How many books have you read? How many podcasts have you listened to, or how many workshops have you done all in the hopes that you'll learn the secret sauce to becoming a top salesperson?
As sales professionals, what does it take to master your craft, and as sales managers and leaders, what do you train and coach your people on so that they can adapt to new systems and processes in this hyper, fast world we live in?
To master your craft, and to develop top performers, we have to constantly be working on the fundamentals. But what are those fundamentals? It's something that the sales community still can't agree on. For how long now has report after report come back to tell us that barely 50% of salespeople are making their quota? Despite the technology and training that we're spending every year, the results still haven't changed.
Why haven't things changed?
Maybe it's because we're still chasing after the next shiny toy, or technique, or tool. We get so easily obsessed with that, thinking that this is surely the thing that'll move the needle, easy.

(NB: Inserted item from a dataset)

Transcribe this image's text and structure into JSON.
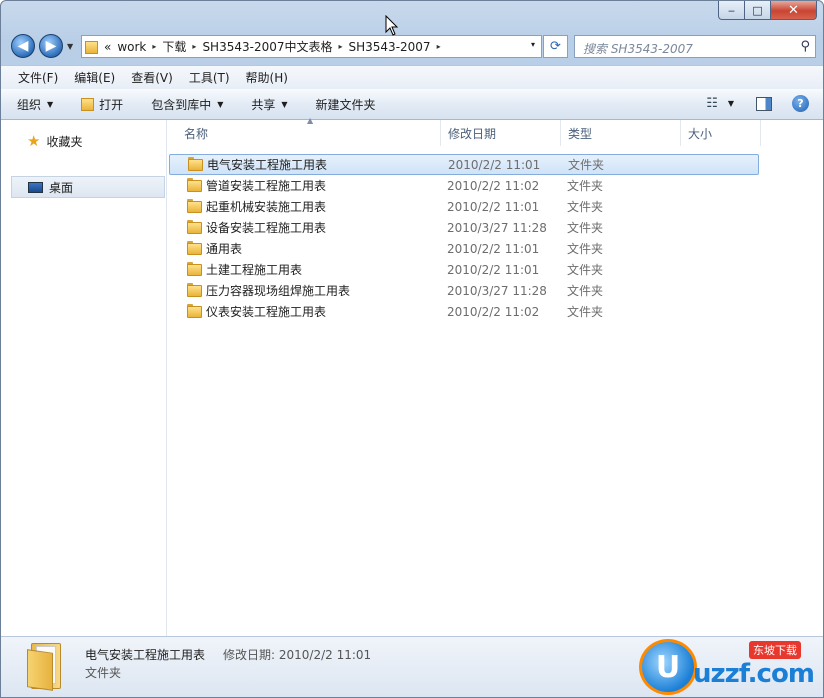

It's kind of like if you were to plant a garden in the desert and ignore the soil and hope that someday you're going to get tomatoes from it. Sales fundamentals are a lot like dirt. Without strong dirt, nothing's going to grow. Fundamentals are the predictor of your sales improvement and abilities. The better the dirt, the better the fruit. And as sales professionals, our dirt are things like not needing approval from our buyers, the ability to control our emotions and have supportive beliefs that are supporting our execution, not hindering it. It's about the way we make decisions ourselves, our own comfort discussing money, and of course the ability to handle rejection.

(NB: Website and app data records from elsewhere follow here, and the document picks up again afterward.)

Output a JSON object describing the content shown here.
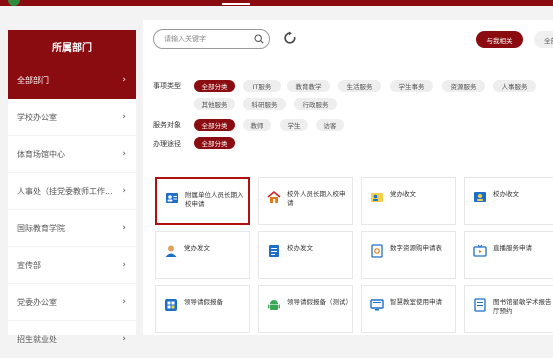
{
  "sidebar": {
    "title": "所属部门",
    "items": [
      {
        "label": "全部部门"
      },
      {
        "label": "学校办公室"
      },
      {
        "label": "体育场馆中心"
      },
      {
        "label": "人事处（挂党委教师工作..."
      },
      {
        "label": "国际教育学院"
      },
      {
        "label": "宣传部"
      },
      {
        "label": "党委办公室"
      },
      {
        "label": "招生就业处"
      }
    ],
    "chevron": "›"
  },
  "search": {
    "placeholder": "请输入关键字"
  },
  "buttons": {
    "related": "与我相关",
    "all": "全部"
  },
  "filters": {
    "type_label": "事项类型",
    "type_tags": [
      "全部分类",
      "IT服务",
      "教育教学",
      "生活服务",
      "学生事务",
      "资源服务",
      "人事服务",
      "其他服务",
      "科研服务",
      "行政服务"
    ],
    "target_label": "服务对象",
    "target_tags": [
      "全部分类",
      "教师",
      "学生",
      "访客"
    ],
    "channel_label": "办理途径",
    "channel_tags": [
      "全部分类"
    ]
  },
  "cards": [
    {
      "text": "附属单位人员长期入校申请",
      "icon": "person-card-icon"
    },
    {
      "text": "校外人员长期入校申请",
      "icon": "house-icon"
    },
    {
      "text": "党办收文",
      "icon": "person-card-icon"
    },
    {
      "text": "校办收文",
      "icon": "person-card-icon"
    },
    {
      "text": "党办发文",
      "icon": "person-icon"
    },
    {
      "text": "校办发文",
      "icon": "document-icon"
    },
    {
      "text": "数字资源购申请表",
      "icon": "form-icon"
    },
    {
      "text": "直播服务申请",
      "icon": "tv-icon"
    },
    {
      "text": "领导请假报备",
      "icon": "grid-icon"
    },
    {
      "text": "领导请假报备（测试）",
      "icon": "android-icon"
    },
    {
      "text": "智慧教室使用申请",
      "icon": "monitor-icon"
    },
    {
      "text": "图书馆星敏学术报告厅预约",
      "icon": "book-icon"
    }
  ],
  "colors": {
    "brand": "#8b0c10",
    "green": "#2e8b3e",
    "blue": "#1e6fc7",
    "orange": "#e07b1a"
  }
}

But what about things like listening and asking questions?
You can't be successful in sales today without that. True, you can't, just like you can't have a garden without plants. But what gets you those plants? The dirt. What gets you to listen better? Controlling your emotion. What gets you to ask better and tougher questions? Getting over what others think of you.

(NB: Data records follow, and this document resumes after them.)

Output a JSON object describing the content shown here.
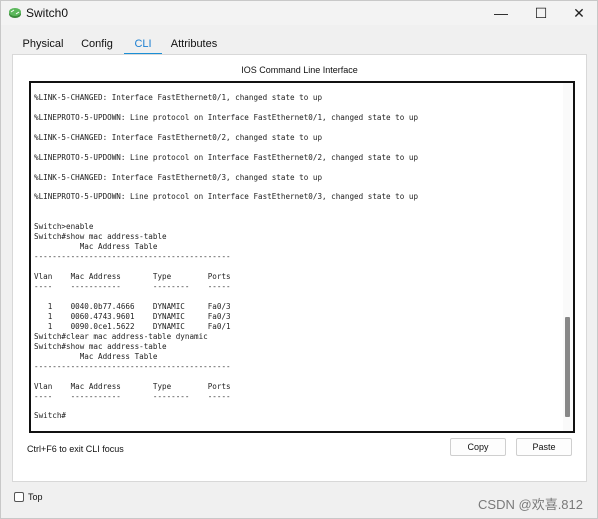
{
  "window": {
    "title": "Switch0",
    "minimize_glyph": "—",
    "maximize_glyph": "☐",
    "close_glyph": "✕"
  },
  "tabs": [
    {
      "label": "Physical",
      "active": false
    },
    {
      "label": "Config",
      "active": false
    },
    {
      "label": "CLI",
      "active": true
    },
    {
      "label": "Attributes",
      "active": false
    }
  ],
  "cli": {
    "header": "IOS Command Line Interface",
    "output": "\n%LINK-5-CHANGED: Interface FastEthernet0/1, changed state to up\n\n%LINEPROTO-5-UPDOWN: Line protocol on Interface FastEthernet0/1, changed state to up\n\n%LINK-5-CHANGED: Interface FastEthernet0/2, changed state to up\n\n%LINEPROTO-5-UPDOWN: Line protocol on Interface FastEthernet0/2, changed state to up\n\n%LINK-5-CHANGED: Interface FastEthernet0/3, changed state to up\n\n%LINEPROTO-5-UPDOWN: Line protocol on Interface FastEthernet0/3, changed state to up\n\n\nSwitch>enable\nSwitch#show mac address-table\n          Mac Address Table\n-------------------------------------------\n\nVlan    Mac Address       Type        Ports\n----    -----------       --------    -----\n\n   1    0040.0b77.4666    DYNAMIC     Fa0/3\n   1    0060.4743.9601    DYNAMIC     Fa0/3\n   1    0090.0ce1.5622    DYNAMIC     Fa0/1\nSwitch#clear mac address-table dynamic\nSwitch#show mac address-table\n          Mac Address Table\n-------------------------------------------\n\nVlan    Mac Address       Type        Ports\n----    -----------       --------    -----\n\nSwitch#",
    "hint": "Ctrl+F6 to exit CLI focus",
    "copy_label": "Copy",
    "paste_label": "Paste"
  },
  "footer": {
    "top_label": "Top",
    "top_checked": false,
    "watermark": "CSDN @欢喜.812"
  },
  "colors": {
    "accent": "#1b8fd6",
    "terminal_border": "#111111"
  },
  "icons": {
    "app": "packet-tracer-switch-icon"
  }
}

Now, it's time that we start thinking about the person in salesperson and realize that if we don't address the cause of the behavior, we can't expect that behavior to change. This is what we're covering in our sales lab training course, which is how to master what happens between our ears, while learning the skills that we need to overcome our biggest sales blocks.
What kind of harvest will you have at the end of the year?
Will it be skinny with very little fruit, or full of life and abundance? Join me. Check out the links below for our next sales lab course to address the dirt that's happening.